Not surprisingly, Marchand agrees with Neely’s get-to-the-net assessment.
“It’s a habit, and mentality, and to create that or implement it into your game, it takes time, it takes a lot of effort,” he said. “It starts in practice, something you have to incorporate in every drill, get in there, stopping, and if there’s any loose pucks, putting them in, just something you have to continually work on.”
Today’s goaltenders are too skilled, noted Marchand, for anyone to believe goals are going to be scored consistently from long range. Just as bank robbers target banks to apply their particular set of skills, goal scorers make the most of their deposits when they’re close to the goalie.

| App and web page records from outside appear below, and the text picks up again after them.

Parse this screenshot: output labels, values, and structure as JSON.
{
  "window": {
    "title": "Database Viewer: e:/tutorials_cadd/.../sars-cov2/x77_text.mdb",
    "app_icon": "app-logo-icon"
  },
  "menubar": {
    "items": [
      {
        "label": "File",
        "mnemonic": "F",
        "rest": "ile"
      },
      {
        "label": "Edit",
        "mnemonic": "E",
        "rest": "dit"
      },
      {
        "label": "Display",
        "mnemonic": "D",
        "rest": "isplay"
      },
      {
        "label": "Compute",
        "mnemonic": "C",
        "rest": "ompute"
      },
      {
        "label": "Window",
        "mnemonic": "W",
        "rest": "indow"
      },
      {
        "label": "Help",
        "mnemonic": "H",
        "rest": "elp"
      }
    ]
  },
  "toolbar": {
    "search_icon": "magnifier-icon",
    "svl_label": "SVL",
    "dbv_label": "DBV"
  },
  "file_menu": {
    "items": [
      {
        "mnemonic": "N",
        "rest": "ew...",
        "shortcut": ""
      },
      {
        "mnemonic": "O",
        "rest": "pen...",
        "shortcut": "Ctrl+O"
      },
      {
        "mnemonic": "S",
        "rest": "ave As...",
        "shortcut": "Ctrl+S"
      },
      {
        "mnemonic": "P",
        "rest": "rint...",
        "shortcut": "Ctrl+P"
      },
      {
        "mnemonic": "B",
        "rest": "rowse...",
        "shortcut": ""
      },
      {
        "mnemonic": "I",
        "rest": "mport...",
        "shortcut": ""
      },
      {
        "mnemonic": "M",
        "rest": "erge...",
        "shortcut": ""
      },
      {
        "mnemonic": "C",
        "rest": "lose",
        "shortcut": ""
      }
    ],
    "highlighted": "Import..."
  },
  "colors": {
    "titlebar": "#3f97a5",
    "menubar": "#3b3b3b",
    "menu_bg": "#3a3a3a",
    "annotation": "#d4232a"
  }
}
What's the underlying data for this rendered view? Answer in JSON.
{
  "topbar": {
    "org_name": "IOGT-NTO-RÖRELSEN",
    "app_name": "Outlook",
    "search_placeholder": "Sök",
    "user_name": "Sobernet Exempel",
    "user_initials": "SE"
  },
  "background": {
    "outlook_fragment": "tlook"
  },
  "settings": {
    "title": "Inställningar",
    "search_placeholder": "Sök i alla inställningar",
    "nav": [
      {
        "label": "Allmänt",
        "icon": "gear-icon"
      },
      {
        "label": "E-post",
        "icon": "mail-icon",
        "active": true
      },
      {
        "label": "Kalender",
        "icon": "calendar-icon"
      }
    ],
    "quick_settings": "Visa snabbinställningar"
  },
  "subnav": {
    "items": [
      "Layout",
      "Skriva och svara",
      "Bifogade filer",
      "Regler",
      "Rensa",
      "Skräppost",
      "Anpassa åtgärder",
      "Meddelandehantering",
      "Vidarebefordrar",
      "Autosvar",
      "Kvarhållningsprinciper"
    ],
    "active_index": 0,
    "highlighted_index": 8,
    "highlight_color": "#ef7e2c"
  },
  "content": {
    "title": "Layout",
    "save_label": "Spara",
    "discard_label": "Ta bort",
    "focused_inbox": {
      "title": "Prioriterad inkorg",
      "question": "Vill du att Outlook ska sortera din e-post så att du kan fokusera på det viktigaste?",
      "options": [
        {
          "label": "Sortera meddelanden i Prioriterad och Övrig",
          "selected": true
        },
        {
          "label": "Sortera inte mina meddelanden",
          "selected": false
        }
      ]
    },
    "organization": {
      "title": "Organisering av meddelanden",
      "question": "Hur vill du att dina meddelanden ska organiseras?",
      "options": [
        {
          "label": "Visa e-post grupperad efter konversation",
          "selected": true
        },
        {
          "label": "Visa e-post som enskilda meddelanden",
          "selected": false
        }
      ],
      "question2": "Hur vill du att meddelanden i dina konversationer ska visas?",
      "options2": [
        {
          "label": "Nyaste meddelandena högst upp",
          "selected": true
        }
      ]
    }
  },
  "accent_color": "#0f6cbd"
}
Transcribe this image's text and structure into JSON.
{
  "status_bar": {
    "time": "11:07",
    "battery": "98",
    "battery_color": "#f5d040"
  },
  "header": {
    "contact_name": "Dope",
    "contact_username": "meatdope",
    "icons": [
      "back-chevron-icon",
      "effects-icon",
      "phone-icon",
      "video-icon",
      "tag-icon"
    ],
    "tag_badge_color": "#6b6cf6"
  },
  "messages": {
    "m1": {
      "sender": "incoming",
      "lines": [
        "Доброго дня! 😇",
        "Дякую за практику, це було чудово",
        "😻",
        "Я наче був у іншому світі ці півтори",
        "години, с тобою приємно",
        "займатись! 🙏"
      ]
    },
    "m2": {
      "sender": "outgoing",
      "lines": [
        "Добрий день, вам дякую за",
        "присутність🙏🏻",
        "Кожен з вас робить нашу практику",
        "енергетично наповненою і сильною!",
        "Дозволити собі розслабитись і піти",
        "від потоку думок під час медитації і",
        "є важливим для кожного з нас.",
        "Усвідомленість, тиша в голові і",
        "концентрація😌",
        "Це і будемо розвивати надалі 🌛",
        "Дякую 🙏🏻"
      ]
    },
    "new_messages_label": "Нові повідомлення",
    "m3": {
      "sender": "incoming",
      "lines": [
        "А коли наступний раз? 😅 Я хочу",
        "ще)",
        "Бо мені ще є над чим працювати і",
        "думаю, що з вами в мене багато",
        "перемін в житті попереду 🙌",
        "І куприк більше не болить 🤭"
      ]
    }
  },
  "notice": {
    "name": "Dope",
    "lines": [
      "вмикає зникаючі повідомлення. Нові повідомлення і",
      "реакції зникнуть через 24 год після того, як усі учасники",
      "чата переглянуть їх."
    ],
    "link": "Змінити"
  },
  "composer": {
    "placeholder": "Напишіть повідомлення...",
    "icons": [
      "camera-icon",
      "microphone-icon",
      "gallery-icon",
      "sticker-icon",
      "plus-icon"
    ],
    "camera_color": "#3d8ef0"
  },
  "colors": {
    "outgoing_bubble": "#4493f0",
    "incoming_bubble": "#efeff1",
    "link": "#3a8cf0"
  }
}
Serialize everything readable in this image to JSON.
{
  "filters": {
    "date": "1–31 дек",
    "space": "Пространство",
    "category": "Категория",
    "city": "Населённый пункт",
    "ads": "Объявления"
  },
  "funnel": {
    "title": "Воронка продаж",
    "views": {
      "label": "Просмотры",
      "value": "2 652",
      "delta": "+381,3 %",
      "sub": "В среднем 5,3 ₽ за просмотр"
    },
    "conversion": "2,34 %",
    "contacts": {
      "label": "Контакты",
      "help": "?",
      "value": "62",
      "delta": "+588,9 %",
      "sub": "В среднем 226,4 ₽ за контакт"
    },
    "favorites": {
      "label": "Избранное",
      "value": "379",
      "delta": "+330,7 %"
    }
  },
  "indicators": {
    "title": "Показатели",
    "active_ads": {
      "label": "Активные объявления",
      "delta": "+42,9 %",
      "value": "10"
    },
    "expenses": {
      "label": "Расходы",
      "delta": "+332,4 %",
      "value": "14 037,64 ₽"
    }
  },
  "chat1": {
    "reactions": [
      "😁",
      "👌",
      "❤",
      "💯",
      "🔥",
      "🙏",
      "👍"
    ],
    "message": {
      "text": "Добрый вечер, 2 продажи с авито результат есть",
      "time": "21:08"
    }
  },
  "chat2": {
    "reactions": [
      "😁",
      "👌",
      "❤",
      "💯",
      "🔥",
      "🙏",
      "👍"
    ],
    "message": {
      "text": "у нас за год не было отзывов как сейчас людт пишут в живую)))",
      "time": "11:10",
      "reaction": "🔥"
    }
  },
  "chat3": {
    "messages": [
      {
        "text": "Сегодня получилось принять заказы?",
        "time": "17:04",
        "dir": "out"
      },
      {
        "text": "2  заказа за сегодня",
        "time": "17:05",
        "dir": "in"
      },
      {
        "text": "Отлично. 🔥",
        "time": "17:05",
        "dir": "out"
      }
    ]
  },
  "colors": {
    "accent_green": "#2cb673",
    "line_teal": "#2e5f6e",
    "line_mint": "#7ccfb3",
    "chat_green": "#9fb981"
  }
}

“Goalies are too good now,” he mused. “Teams are too good at coming back, and too fast. So you do have to get there and get ugly goals.”
As the league restarts from its holiday break Tuesday night, the Bruins rank 28th in total goals (70) and 23rd in goals per game (2.69). The Marchand-Patrice Bergeron-David Pastrnak combo still ranks among the game’s premier trios with 29 of those 70 goals.
There’s more punch needed across the other lines, as well as from the blue liners, who’ve chipped in with 15 goals.
Until it sinks in across the lineup, Cassidy and his coaching crew will keep preaching the message.
“We’ve got to meet halfway,” said Cassidy, noting the need for some players to leave their comfort zone and play more to the coaching staff’s view of things. “Again, we’re trying to build more practice drills that involve that — especially this week when we’re not playing a lot and there’s not a lot of stress. You have more time to recover from battle drills.”
Drills and physical technique are the building blocks to dirty goals, but they’re just a load of bricks. The mind-set is the essential mortar.
“I truly believe it’s more a mind-set that has to be built into the individual, and into the group,” offered Cassidy. “Then they’ve got to want to do it. That’s where we are right now with that. I think getting a few more second chances around the net will obviously lead to more goals.”
Kevin Paul Dupont can be reached at firstname.lastname@example.org.